** Opening GIVEN DATA block **
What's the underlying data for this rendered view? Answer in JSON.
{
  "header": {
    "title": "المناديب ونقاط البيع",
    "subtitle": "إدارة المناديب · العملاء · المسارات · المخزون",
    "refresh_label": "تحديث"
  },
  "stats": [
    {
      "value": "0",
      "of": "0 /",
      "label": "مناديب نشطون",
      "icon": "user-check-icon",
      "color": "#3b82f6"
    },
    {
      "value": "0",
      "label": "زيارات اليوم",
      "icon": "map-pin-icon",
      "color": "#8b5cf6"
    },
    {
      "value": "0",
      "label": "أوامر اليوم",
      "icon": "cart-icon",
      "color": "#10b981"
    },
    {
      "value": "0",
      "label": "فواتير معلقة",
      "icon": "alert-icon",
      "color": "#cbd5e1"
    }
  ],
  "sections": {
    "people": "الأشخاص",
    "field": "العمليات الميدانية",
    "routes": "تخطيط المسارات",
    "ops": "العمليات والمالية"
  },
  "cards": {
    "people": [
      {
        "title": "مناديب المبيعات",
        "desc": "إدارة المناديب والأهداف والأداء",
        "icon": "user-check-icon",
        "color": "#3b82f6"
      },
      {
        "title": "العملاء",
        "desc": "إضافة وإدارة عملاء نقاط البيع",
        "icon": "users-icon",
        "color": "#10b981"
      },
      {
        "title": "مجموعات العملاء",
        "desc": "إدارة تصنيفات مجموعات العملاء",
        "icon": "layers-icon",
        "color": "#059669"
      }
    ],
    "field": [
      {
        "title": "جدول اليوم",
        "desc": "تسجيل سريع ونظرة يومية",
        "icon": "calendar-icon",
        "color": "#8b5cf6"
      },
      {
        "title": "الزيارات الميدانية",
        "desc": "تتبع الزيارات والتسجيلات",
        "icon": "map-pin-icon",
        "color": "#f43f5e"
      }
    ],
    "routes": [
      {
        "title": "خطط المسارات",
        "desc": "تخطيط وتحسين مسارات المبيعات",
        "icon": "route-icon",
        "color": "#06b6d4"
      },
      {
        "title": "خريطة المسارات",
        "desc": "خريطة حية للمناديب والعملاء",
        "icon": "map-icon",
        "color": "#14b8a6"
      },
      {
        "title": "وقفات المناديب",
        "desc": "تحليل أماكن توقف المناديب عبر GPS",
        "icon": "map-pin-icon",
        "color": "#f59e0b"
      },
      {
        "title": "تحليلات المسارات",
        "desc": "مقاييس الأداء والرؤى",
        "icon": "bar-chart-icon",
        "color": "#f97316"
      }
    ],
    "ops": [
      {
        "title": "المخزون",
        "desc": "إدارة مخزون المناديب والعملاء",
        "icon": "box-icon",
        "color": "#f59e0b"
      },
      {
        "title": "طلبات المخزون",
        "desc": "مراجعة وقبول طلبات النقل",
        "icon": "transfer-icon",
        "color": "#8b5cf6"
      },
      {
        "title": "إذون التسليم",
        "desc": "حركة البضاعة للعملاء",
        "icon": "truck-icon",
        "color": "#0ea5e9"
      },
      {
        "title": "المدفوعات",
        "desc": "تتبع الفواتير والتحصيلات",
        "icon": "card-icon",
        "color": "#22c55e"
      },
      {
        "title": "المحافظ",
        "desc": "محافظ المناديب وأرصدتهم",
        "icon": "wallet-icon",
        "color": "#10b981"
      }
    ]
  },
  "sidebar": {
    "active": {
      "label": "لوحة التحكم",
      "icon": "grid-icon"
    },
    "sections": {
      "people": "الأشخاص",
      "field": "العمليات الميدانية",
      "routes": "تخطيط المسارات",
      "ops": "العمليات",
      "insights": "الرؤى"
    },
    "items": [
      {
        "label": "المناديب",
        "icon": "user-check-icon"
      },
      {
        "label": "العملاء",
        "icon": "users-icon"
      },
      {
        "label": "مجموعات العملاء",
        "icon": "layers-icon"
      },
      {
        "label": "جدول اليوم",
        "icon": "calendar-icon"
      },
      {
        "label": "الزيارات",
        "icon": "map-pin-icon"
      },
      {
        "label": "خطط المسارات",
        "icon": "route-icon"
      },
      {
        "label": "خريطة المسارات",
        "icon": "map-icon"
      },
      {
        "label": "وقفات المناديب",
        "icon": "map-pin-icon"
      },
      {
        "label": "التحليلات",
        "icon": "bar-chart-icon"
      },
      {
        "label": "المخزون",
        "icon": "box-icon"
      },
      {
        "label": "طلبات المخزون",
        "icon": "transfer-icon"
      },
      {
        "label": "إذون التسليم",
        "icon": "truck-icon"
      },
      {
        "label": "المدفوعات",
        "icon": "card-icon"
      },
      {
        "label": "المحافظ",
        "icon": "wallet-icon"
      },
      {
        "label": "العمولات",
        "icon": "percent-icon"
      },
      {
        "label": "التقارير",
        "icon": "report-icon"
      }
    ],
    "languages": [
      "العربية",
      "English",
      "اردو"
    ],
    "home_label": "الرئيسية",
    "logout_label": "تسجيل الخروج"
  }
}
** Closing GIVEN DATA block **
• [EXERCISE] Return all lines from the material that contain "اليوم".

• [RESPONSE]
      "label": "زيارات اليوم",
      "label": "أوامر اليوم",
        "title": "جدول اليوم",
        "label": "جدول اليوم",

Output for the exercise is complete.